Task to carry out: When a line below contains the string "this", show that line.

Input records Start Marker

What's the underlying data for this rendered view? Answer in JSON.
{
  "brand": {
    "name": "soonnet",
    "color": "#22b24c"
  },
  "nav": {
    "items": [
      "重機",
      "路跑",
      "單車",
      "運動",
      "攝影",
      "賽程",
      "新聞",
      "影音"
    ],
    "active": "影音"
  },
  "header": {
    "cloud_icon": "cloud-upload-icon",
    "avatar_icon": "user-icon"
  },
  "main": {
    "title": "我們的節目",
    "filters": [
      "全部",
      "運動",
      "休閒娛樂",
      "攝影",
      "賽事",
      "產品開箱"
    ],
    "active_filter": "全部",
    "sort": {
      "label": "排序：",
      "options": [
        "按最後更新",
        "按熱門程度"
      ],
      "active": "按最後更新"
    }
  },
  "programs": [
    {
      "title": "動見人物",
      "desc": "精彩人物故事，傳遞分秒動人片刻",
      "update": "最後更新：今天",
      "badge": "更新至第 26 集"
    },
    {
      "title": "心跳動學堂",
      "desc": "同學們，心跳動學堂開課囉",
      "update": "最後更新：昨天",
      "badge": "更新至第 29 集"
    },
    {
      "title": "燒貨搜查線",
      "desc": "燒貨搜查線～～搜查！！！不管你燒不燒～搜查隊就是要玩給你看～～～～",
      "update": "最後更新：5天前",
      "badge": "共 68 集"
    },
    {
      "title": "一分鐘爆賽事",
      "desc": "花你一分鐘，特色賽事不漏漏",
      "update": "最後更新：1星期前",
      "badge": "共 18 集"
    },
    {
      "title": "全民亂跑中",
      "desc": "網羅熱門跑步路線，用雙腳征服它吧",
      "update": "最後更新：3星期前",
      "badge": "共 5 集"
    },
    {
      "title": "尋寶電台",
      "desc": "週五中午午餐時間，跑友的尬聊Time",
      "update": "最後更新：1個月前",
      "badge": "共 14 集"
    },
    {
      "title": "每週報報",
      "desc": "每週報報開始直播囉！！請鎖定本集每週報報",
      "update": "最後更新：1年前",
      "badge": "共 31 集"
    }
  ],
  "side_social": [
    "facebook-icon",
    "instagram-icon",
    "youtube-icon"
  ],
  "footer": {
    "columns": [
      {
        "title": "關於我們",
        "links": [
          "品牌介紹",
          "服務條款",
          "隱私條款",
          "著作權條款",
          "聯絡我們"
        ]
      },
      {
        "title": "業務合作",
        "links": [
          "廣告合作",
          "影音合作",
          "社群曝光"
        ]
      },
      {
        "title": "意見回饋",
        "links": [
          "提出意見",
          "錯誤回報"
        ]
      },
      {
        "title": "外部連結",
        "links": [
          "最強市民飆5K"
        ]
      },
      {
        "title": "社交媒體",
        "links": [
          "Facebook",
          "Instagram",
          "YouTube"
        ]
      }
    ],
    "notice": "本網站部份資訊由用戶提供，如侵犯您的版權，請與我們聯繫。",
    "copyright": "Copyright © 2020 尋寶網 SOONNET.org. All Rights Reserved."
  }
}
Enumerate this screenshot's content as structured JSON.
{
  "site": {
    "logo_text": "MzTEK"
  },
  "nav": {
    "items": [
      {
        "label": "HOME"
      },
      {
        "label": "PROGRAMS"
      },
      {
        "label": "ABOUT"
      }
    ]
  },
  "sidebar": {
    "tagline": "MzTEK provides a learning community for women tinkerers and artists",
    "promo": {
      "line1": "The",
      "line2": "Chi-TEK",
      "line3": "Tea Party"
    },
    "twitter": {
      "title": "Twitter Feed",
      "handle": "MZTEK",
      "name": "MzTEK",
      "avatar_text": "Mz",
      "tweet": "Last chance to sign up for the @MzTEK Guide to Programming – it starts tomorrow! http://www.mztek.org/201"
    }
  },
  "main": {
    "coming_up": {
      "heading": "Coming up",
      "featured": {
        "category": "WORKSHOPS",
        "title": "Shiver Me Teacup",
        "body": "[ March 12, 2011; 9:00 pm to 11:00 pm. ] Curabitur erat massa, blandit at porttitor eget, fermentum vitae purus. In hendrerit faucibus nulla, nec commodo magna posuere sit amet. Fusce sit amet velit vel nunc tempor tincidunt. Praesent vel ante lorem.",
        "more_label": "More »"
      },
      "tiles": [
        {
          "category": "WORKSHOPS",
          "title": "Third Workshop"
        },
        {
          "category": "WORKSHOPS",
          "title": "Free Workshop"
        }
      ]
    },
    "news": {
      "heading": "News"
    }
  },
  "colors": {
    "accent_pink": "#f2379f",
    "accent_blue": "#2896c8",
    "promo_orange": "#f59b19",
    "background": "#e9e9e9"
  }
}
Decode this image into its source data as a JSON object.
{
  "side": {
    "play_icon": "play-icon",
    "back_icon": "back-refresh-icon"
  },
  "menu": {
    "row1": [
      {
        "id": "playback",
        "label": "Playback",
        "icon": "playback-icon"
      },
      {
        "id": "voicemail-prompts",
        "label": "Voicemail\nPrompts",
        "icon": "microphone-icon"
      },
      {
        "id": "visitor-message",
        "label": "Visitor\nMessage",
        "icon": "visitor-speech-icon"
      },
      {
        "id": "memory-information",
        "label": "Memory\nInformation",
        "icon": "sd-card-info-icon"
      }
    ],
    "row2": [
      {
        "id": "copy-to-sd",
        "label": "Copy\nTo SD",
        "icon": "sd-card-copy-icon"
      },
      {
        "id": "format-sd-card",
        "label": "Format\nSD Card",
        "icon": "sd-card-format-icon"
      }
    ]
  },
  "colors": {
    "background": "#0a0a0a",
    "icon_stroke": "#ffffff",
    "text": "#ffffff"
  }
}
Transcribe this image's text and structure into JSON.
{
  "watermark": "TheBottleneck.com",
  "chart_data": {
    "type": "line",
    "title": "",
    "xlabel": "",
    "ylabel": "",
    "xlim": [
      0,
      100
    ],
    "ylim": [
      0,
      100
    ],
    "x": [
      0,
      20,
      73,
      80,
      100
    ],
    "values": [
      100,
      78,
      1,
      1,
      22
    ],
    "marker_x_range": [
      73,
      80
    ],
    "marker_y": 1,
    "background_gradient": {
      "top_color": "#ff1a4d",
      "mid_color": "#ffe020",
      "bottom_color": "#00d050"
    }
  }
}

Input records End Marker

Expected answer:
What's the underlying data for this rendered view? Answer in JSON.
Enumerate this screenshot's content as structured JSON.
Decode this image into its source data as a JSON object.
Transcribe this image's text and structure into JSON.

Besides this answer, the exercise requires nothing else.